--- Given data ---
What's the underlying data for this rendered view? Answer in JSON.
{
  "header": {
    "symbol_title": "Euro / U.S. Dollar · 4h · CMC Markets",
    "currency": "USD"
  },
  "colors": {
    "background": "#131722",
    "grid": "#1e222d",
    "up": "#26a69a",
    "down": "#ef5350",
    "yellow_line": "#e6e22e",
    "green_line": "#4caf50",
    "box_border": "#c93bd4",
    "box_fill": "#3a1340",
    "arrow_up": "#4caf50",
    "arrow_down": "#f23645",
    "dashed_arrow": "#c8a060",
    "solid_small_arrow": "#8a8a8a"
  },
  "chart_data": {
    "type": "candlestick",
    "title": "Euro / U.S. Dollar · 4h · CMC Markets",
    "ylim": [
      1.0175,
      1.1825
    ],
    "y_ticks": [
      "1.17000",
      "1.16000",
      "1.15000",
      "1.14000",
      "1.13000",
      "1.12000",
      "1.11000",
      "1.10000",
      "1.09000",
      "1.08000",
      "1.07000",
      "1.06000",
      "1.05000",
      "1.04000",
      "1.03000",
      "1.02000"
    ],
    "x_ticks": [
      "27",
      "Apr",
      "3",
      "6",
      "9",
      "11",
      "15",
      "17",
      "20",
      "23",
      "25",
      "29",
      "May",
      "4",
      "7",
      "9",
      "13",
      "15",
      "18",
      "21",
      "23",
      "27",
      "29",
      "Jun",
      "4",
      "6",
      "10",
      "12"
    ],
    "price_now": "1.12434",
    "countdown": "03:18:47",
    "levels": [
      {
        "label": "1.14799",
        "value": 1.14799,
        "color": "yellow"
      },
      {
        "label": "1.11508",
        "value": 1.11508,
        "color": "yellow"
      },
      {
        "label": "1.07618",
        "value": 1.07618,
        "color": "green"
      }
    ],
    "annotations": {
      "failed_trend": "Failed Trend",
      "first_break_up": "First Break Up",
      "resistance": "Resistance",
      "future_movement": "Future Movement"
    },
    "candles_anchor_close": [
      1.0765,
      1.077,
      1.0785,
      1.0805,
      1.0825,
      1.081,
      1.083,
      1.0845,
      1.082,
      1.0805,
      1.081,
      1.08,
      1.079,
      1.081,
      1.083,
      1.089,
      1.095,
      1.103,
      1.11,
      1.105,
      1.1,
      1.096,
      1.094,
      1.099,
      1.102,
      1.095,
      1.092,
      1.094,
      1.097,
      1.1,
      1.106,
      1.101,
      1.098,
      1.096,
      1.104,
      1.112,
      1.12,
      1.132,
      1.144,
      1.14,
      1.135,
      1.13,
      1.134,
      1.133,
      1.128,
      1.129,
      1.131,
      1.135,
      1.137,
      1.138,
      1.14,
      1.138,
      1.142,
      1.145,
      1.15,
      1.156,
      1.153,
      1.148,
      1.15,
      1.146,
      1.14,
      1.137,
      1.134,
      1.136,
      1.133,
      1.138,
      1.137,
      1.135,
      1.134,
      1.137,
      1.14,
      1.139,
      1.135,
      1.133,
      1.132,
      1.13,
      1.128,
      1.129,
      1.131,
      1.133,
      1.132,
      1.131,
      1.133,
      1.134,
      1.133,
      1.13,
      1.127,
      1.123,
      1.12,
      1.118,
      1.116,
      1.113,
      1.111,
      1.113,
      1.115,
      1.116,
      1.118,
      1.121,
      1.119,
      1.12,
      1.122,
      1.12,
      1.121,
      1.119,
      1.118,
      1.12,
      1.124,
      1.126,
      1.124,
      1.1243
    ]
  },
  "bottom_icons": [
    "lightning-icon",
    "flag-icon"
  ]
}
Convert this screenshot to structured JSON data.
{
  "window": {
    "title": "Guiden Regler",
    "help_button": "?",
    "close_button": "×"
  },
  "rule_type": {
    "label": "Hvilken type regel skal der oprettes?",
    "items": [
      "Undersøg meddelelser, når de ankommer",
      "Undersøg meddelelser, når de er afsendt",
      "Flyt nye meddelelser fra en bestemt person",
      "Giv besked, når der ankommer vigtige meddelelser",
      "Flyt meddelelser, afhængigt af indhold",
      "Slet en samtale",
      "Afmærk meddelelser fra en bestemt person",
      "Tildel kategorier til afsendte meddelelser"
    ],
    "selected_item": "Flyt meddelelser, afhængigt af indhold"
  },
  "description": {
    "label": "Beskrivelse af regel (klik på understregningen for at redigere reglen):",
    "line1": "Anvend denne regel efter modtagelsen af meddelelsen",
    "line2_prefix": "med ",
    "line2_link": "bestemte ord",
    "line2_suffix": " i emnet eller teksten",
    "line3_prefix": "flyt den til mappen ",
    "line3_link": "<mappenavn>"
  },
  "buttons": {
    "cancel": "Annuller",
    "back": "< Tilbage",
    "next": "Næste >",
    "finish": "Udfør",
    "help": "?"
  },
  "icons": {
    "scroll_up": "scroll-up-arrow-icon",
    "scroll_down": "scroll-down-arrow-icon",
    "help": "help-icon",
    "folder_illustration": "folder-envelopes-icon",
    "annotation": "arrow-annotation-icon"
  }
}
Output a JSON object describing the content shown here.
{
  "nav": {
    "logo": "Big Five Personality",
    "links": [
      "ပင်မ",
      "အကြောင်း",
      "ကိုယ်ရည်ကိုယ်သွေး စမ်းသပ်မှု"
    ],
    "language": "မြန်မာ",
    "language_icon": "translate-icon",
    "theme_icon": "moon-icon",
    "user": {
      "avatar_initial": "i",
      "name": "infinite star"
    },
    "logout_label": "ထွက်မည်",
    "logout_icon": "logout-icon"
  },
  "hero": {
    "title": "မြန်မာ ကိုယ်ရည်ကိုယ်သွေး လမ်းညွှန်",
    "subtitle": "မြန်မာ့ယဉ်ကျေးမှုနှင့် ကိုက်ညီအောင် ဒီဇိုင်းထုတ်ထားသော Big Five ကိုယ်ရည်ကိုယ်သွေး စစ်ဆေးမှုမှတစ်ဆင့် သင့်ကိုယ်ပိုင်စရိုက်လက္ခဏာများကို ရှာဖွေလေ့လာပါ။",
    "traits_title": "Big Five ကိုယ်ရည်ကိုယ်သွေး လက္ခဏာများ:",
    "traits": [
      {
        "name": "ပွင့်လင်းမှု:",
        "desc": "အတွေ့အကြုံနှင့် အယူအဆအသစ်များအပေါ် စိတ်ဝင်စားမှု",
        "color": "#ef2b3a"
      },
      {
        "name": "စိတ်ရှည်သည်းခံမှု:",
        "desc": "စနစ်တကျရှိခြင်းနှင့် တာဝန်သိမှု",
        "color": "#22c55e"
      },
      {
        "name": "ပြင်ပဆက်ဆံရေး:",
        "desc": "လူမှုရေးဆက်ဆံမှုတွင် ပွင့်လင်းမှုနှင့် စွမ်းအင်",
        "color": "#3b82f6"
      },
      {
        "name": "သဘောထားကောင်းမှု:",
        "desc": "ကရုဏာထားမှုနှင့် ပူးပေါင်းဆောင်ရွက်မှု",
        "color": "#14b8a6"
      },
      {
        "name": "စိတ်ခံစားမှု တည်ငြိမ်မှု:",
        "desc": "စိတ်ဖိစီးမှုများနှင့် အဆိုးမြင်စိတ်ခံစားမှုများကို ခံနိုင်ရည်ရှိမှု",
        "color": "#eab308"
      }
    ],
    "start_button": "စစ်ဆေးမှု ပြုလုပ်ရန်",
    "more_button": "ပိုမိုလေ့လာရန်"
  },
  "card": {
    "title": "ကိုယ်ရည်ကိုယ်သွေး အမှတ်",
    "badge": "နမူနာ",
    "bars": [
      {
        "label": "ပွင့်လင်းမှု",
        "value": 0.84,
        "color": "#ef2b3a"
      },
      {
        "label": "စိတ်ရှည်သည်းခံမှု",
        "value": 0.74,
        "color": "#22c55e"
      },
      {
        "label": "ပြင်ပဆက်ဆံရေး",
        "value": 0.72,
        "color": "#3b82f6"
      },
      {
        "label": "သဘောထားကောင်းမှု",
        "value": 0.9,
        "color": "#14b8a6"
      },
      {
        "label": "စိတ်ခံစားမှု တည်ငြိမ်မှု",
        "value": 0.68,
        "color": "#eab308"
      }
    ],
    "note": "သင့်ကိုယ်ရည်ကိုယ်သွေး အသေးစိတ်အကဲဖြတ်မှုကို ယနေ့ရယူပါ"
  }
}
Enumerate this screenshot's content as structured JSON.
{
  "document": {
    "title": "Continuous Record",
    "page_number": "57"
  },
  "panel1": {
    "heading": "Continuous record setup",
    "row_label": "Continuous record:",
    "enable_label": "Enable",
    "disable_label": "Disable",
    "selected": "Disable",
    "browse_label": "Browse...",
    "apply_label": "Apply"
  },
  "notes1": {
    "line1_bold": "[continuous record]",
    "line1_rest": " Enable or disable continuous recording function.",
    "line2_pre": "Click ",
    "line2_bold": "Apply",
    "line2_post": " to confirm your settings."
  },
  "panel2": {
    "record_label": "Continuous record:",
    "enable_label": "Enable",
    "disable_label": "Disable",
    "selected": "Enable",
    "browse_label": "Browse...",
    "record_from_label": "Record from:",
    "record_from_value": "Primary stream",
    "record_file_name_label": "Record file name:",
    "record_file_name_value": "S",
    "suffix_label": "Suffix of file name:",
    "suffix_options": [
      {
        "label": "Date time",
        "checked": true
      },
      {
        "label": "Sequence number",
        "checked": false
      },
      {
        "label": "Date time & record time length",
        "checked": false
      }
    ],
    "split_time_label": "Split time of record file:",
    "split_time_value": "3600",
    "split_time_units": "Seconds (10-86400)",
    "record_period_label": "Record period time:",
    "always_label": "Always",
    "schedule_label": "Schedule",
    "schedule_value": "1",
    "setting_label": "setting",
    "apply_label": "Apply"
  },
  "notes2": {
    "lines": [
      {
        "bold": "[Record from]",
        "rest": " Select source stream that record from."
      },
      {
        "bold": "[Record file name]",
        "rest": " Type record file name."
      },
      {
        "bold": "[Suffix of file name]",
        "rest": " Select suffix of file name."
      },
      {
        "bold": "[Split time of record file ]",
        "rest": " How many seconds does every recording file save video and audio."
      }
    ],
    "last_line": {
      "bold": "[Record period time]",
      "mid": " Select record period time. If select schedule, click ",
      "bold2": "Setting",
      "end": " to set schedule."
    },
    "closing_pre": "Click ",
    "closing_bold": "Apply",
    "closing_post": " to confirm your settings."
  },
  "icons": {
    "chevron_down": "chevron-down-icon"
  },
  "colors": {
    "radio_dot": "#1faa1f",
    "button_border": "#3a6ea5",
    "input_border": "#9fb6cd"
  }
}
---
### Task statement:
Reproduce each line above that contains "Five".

### Response to the exercise:
    "logo": "Big Five Personality",
    "subtitle": "မြန်မာ့ယဉ်ကျေးမှုနှင့် ကိုက်ညီအောင် ဒီဇိုင်းထုတ်ထားသော Big Five ကိုယ်ရည်ကိုယ်သွေး စစ်ဆေးမှုမှတစ်ဆင့် သင့်ကိုယ်ပိုင်စရိုက်လက္ခဏာများကို ရှာဖွေလေ့လာပါ။",
    "traits_title": "Big Five ကိုယ်ရည်ကိုယ်သွေး လက္ခဏာများ:",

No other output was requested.